Whilst there are no hard and fast timelines about how long co-parents must engage a Parenting Coordinator, usually it is for 12-24 months post-final Orders. While two years might seem like a long period of time, it can be highly beneficial to have one point of contact to reach out to and assist you both with issues as they arise over this time period. Having the ability to reach out for the assistance of a Parenting Coordinator as an issue arises can go a long way in minimising the chances of an issue escalating and undoing all the good co-parenting before that point in time.
What Types of Issues Might Benefit From Engaging A Parenting Coordinator?
Navigating decision making like a change of a child’s schooling or if there is a new partner being introduced to the children or a new marriage, these are issues that can benefit from having a Parenting Coordinator.
Equally, incidental decisions such as the changing of set bedtimes as children get older, and mobile phone access may be the types of issues that come up over time.
Where children have special needs or there are investigations into a child’s learning or social development needs and there is conflict as to what should or should not occur next, and this is central to your disputes, you may be best to seek a Parenting Coordinator who is a psychologist.
These are just some of the issues that a Parenting Coordinator can assist with, and in some instances may have the power to make decisions on, and help both children and parents move forward with their lives.
What Happens First in Parenting Coordination?
Parenting Coordination can be delivered in person, by telephone or by online meeting so they could be anywhere in Australia if parents do not require in-person sessions.
Typically, Parenting Coordinators will begin the process by inviting each parent to their own, individual Intake Session to identify the issues from both perspectives.

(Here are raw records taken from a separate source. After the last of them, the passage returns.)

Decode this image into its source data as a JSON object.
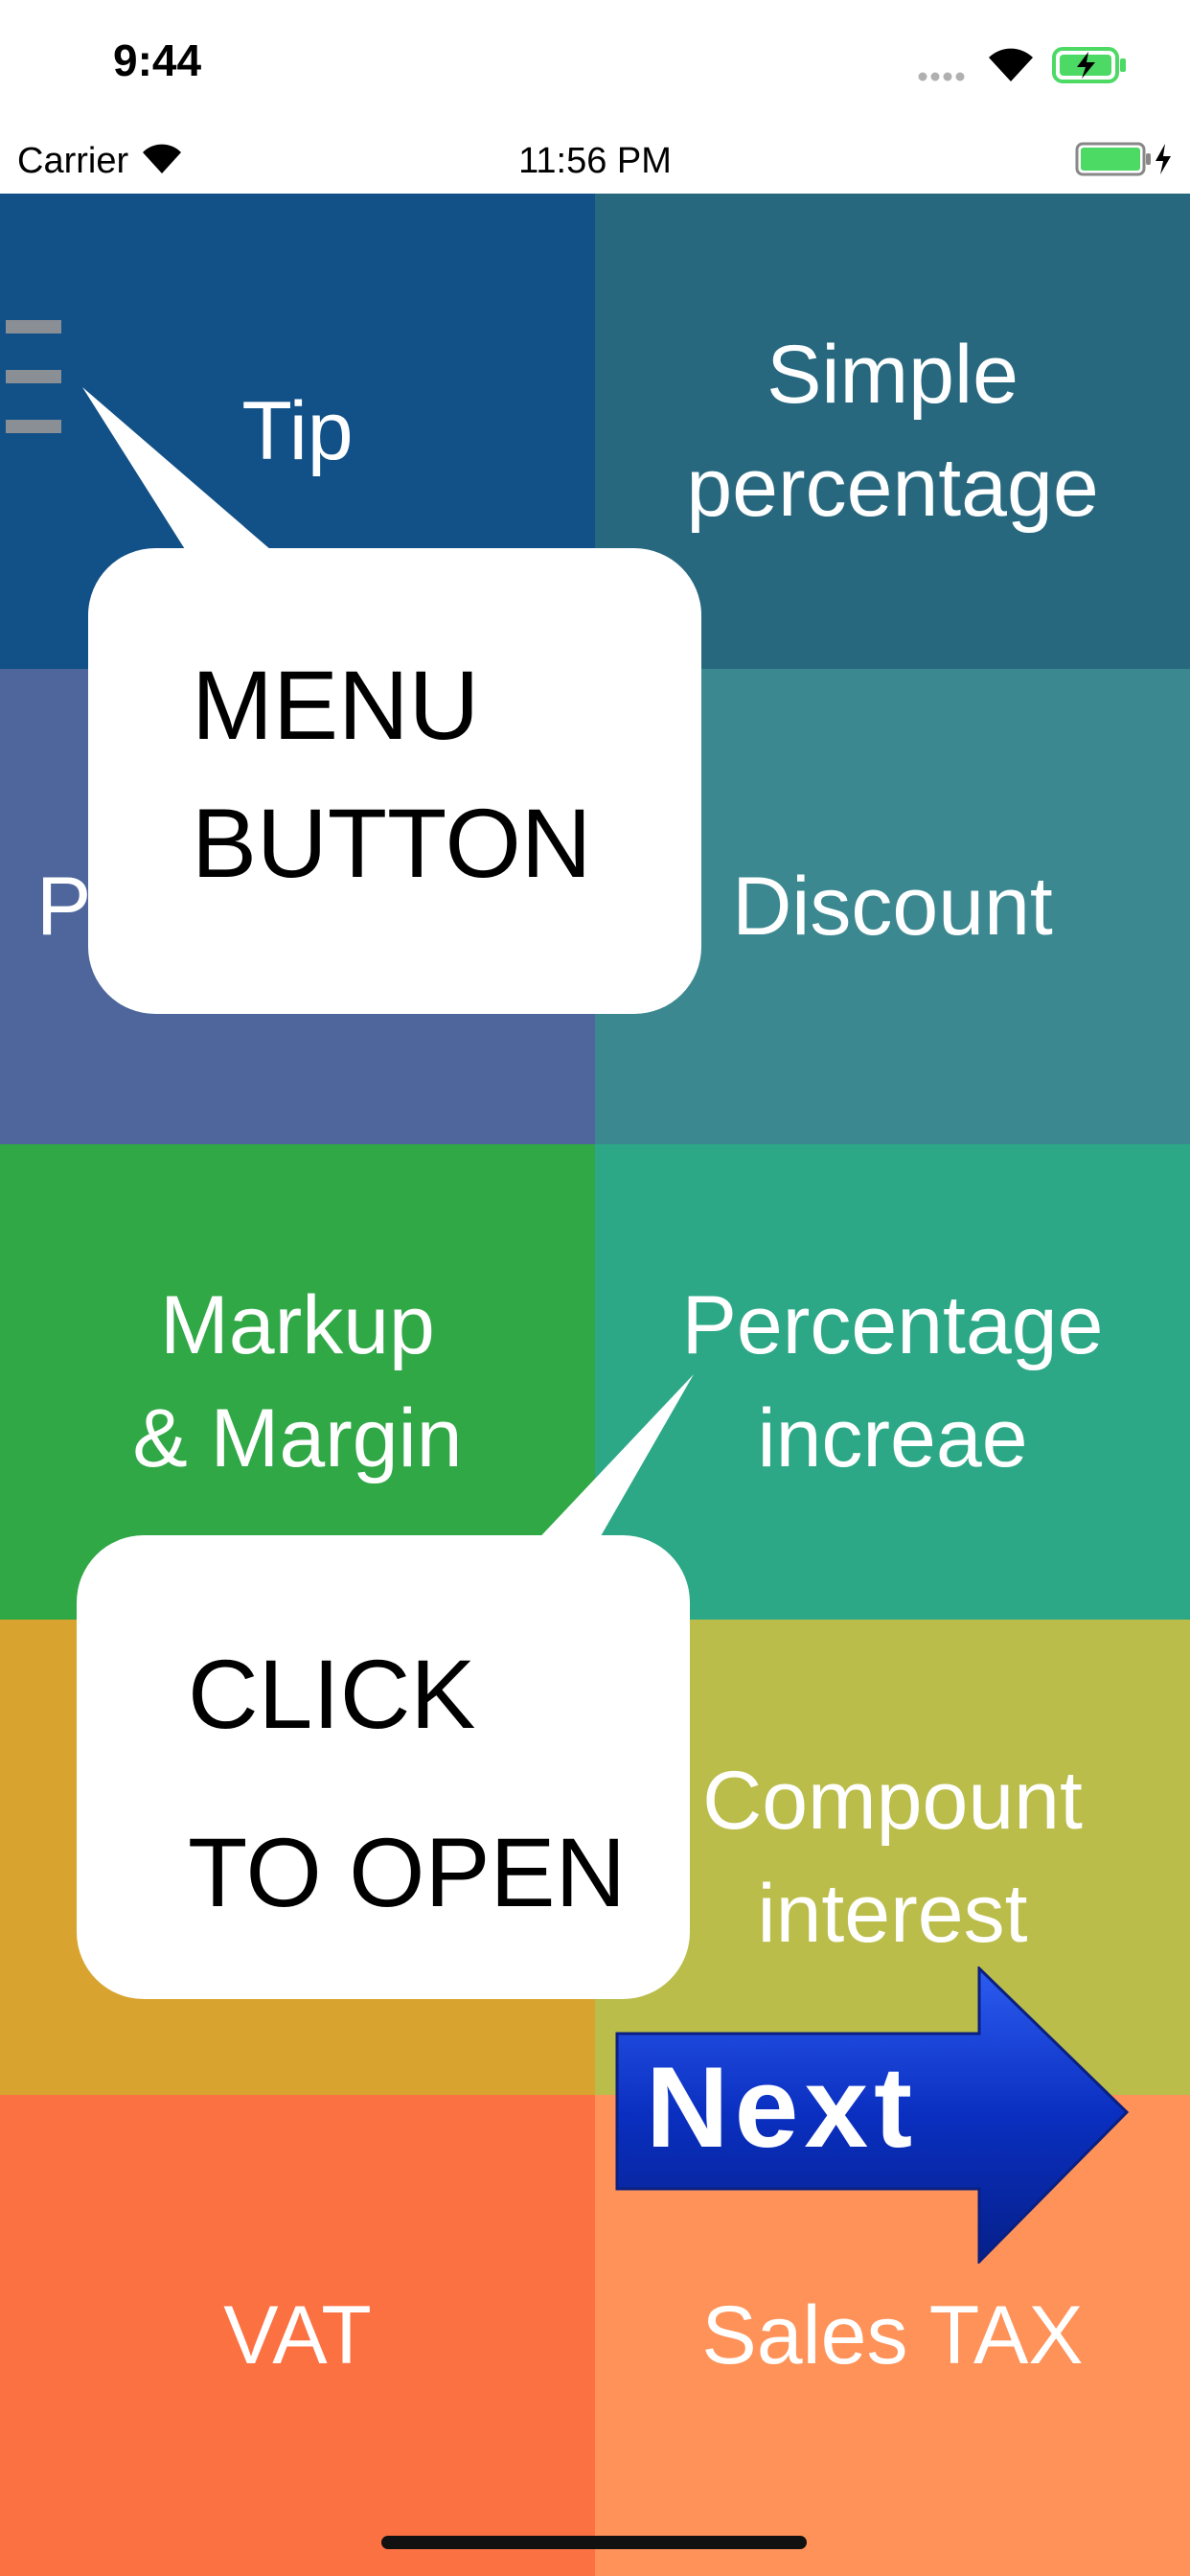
{
  "status_bar": {
    "time": "9:44"
  },
  "carrier_bar": {
    "carrier": "Carrier",
    "time": "11:56 PM"
  },
  "tiles": [
    {
      "line1": "Tip",
      "line2": "",
      "color": "#125187"
    },
    {
      "line1": "Simple",
      "line2": "percentage",
      "color": "#27687F"
    },
    {
      "line1": "P",
      "line2": "",
      "color": "#4E669B"
    },
    {
      "line1": "Discount",
      "line2": "",
      "color": "#3C8891"
    },
    {
      "line1": "Markup",
      "line2": "& Margin",
      "color": "#30A846"
    },
    {
      "line1": "Percentage",
      "line2": "increae",
      "color": "#2CA887"
    },
    {
      "line1": "",
      "line2": "",
      "color": "#D8A32E"
    },
    {
      "line1": "Compount",
      "line2": "interest",
      "color": "#BABD4A"
    },
    {
      "line1": "VAT",
      "line2": "",
      "color": "#FC7142"
    },
    {
      "line1": "Sales TAX",
      "line2": "",
      "color": "#FE9258"
    }
  ],
  "callouts": {
    "menu": {
      "line1": "MENU",
      "line2": "BUTTON"
    },
    "open": {
      "line1": "CLICK",
      "line2": "TO OPEN"
    }
  },
  "next_button": {
    "label": "Next",
    "color": "#0A2FC0"
  }
}
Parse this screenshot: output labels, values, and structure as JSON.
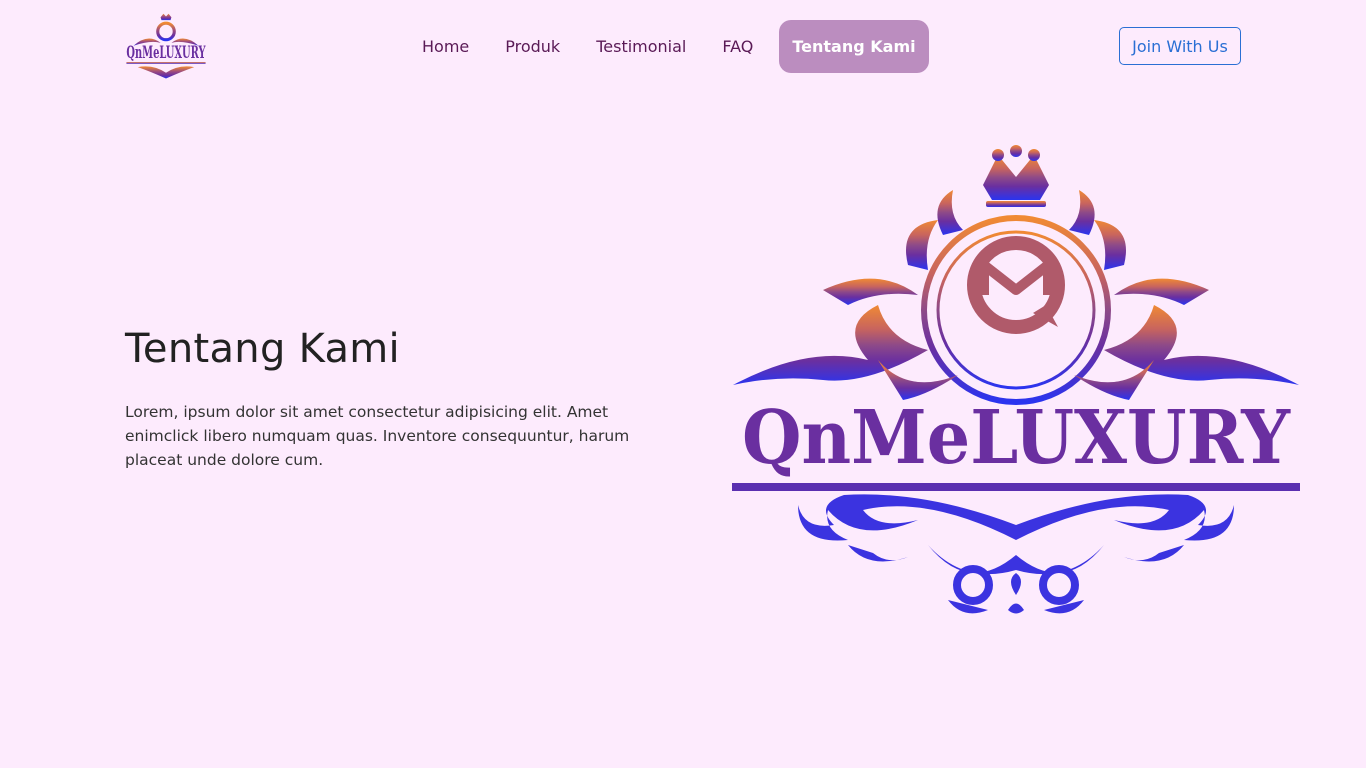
{
  "brand": {
    "name": "QnMeLUXURY",
    "colors": {
      "orange": "#f08a34",
      "purple": "#6a2fa0",
      "blue": "#2a34f0"
    }
  },
  "nav": {
    "items": [
      {
        "label": "Home"
      },
      {
        "label": "Produk"
      },
      {
        "label": "Testimonial"
      },
      {
        "label": "FAQ"
      },
      {
        "label": "Tentang Kami",
        "active": true
      }
    ],
    "join_label": "Join With Us"
  },
  "hero": {
    "title": "Tentang Kami",
    "text": "Lorem, ipsum dolor sit amet consectetur adipisicing elit. Amet enimclick libero numquam quas. Inventore consequuntur, harum placeat unde dolore cum."
  },
  "colors": {
    "background": "#fdebfd",
    "nav_text": "#5a1a56",
    "active_bg": "#bb8dbf",
    "join_border": "#2a6fd4"
  }
}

Next, they coordinate for both parents to complete paperwork before beginning joint sessions. The first few joint sessions may be conducted monthly to begin with (or more frequently if required), and may become less frequent or routine, as time passes.
Choosing A Parenting Coordinator
Given that a Parenting Coordinator could be a family lawyer, social worker, psychologist or counsellor amongst other classifications, it is important for co-parents to carefully consider the selection of their Parenting Coordinator based on who they believe will be best equipped to help them resolve the issues they are facing. Some are going to be more beneficial to the unique circumstances of each family, than others.
As part of the selection process, both parents should consider the following:
- Identify the key issues (or types of issues) that lead to conflict/disputes; and
- Review the Parenting Coordinators bios, qualifications and experience to create a short list of options that match your core issues/needs.
Could This Approach Be The Answer?
Parenting Coordination is one of a number of tools available to separated parents to resolve disputes that relate to their children. It may be an avenue to consider where there is a level of respect between both parents and they have a willingness to resolve their issues.
For parents facing conflict relating to parenting matters, speak to your family lawyer and if the option of Parenting Coordination hasn’t been raised yet, ask questions to see if it might be a worthwhile avenue for you and your co-parent to consider. It may well be the approach that will help you both get on a clear path to consistent, harmonious and effective decision making for your children.
Related Articles: Family Law Mediation: Resolving Parenting and Property Disputes
Phillips Family Law is an award-winning Family Law practice serving clients across Australia and abroad. Regardless of where you are in your decision-making process, we can make you aware of your options. To discuss your situation confidentially, phone (07) 3007 9898 or secure a time by filling in our confidential form here.